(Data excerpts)
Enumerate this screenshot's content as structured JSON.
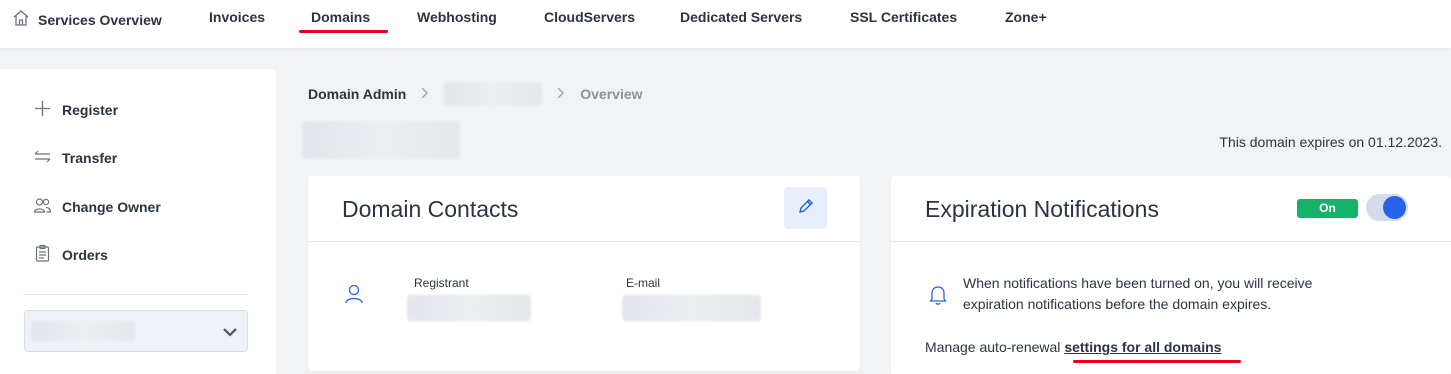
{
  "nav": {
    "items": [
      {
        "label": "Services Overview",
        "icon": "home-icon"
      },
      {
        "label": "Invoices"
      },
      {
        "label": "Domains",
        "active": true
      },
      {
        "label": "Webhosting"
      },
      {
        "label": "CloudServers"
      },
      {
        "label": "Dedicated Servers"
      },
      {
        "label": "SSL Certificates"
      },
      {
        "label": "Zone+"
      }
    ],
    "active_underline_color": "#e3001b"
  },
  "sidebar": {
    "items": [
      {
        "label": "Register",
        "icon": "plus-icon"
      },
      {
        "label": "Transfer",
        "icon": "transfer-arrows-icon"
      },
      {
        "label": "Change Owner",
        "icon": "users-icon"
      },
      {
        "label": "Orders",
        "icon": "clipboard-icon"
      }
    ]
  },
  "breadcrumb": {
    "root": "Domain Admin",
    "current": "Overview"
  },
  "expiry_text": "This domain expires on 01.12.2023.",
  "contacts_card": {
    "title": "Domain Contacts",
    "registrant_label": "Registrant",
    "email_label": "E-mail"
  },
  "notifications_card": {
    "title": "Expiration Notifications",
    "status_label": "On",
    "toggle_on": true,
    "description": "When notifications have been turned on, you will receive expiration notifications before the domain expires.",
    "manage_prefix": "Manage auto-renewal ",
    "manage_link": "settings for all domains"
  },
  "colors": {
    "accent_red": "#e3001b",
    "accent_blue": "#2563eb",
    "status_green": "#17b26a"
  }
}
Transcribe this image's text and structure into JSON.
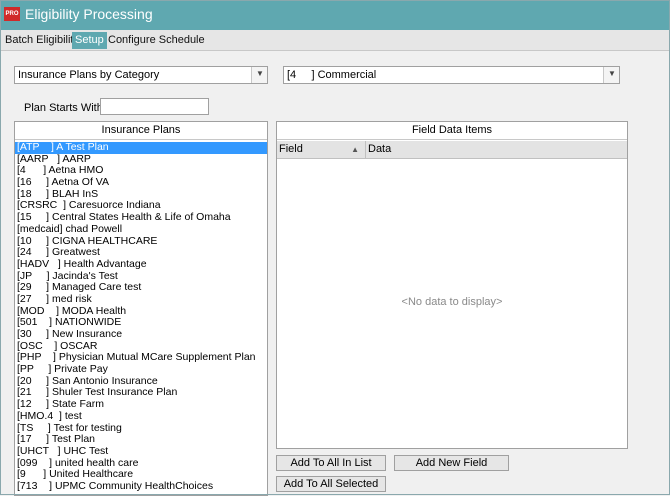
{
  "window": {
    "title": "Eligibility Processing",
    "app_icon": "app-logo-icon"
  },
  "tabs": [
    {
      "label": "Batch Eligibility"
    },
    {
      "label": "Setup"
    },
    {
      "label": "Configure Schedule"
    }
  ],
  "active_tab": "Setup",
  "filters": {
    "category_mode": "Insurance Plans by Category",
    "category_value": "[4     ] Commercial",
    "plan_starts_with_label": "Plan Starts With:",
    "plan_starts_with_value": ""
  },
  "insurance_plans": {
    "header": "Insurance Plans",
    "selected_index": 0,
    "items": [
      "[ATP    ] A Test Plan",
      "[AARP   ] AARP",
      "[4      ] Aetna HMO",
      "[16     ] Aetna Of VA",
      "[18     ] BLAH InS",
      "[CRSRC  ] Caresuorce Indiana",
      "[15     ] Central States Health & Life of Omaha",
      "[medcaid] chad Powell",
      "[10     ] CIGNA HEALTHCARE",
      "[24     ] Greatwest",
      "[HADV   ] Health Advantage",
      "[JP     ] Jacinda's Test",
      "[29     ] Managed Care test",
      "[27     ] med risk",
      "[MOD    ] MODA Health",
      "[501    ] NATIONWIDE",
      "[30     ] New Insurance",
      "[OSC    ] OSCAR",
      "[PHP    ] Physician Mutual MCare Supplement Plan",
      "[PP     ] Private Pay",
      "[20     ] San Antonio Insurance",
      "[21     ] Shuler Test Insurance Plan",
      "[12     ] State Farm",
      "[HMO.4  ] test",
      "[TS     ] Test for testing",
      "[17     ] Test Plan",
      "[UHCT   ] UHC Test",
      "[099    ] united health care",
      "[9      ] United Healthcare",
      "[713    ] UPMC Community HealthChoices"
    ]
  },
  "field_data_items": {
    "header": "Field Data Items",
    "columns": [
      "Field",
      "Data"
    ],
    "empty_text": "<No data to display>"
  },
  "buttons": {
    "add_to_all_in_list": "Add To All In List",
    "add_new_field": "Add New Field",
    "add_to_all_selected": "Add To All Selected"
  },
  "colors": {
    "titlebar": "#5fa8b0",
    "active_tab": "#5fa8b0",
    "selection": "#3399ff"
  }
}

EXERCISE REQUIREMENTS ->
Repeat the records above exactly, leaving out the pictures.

TASK SOLUTION ->
Enumerate this screenshot's content as structured JSON.
{
  "nav": {
    "items": [
      {
        "label": "Services Overview",
        "icon": "home-icon"
      },
      {
        "label": "Invoices"
      },
      {
        "label": "Domains",
        "active": true
      },
      {
        "label": "Webhosting"
      },
      {
        "label": "CloudServers"
      },
      {
        "label": "Dedicated Servers"
      },
      {
        "label": "SSL Certificates"
      },
      {
        "label": "Zone+"
      }
    ],
    "active_underline_color": "#e3001b"
  },
  "sidebar": {
    "items": [
      {
        "label": "Register",
        "icon": "plus-icon"
      },
      {
        "label": "Transfer",
        "icon": "transfer-arrows-icon"
      },
      {
        "label": "Change Owner",
        "icon": "users-icon"
      },
      {
        "label": "Orders",
        "icon": "clipboard-icon"
      }
    ]
  },
  "breadcrumb": {
    "root": "Domain Admin",
    "current": "Overview"
  },
  "expiry_text": "This domain expires on 01.12.2023.",
  "contacts_card": {
    "title": "Domain Contacts",
    "registrant_label": "Registrant",
    "email_label": "E-mail"
  },
  "notifications_card": {
    "title": "Expiration Notifications",
    "status_label": "On",
    "toggle_on": true,
    "description": "When notifications have been turned on, you will receive expiration notifications before the domain expires.",
    "manage_prefix": "Manage auto-renewal ",
    "manage_link": "settings for all domains"
  },
  "colors": {
    "accent_red": "#e3001b",
    "accent_blue": "#2563eb",
    "status_green": "#17b26a"
  }
}
Transcribe this image's text and structure into JSON.
{
  "window": {
    "title": "Eligibility Processing",
    "app_icon": "app-logo-icon"
  },
  "tabs": [
    {
      "label": "Batch Eligibility"
    },
    {
      "label": "Setup"
    },
    {
      "label": "Configure Schedule"
    }
  ],
  "active_tab": "Setup",
  "filters": {
    "category_mode": "Insurance Plans by Category",
    "category_value": "[4     ] Commercial",
    "plan_starts_with_label": "Plan Starts With:",
    "plan_starts_with_value": ""
  },
  "insurance_plans": {
    "header": "Insurance Plans",
    "selected_index": 0,
    "items": [
      "[ATP    ] A Test Plan",
      "[AARP   ] AARP",
      "[4      ] Aetna HMO",
      "[16     ] Aetna Of VA",
      "[18     ] BLAH InS",
      "[CRSRC  ] Caresuorce Indiana",
      "[15     ] Central States Health & Life of Omaha",
      "[medcaid] chad Powell",
      "[10     ] CIGNA HEALTHCARE",
      "[24     ] Greatwest",
      "[HADV   ] Health Advantage",
      "[JP     ] Jacinda's Test",
      "[29     ] Managed Care test",
      "[27     ] med risk",
      "[MOD    ] MODA Health",
      "[501    ] NATIONWIDE",
      "[30     ] New Insurance",
      "[OSC    ] OSCAR",
      "[PHP    ] Physician Mutual MCare Supplement Plan",
      "[PP     ] Private Pay",
      "[20     ] San Antonio Insurance",
      "[21     ] Shuler Test Insurance Plan",
      "[12     ] State Farm",
      "[HMO.4  ] test",
      "[TS     ] Test for testing",
      "[17     ] Test Plan",
      "[UHCT   ] UHC Test",
      "[099    ] united health care",
      "[9      ] United Healthcare",
      "[713    ] UPMC Community HealthChoices"
    ]
  },
  "field_data_items": {
    "header": "Field Data Items",
    "columns": [
      "Field",
      "Data"
    ],
    "empty_text": "<No data to display>"
  },
  "buttons": {
    "add_to_all_in_list": "Add To All In List",
    "add_new_field": "Add New Field",
    "add_to_all_selected": "Add To All Selected"
  },
  "colors": {
    "titlebar": "#5fa8b0",
    "active_tab": "#5fa8b0",
    "selection": "#3399ff"
  }
}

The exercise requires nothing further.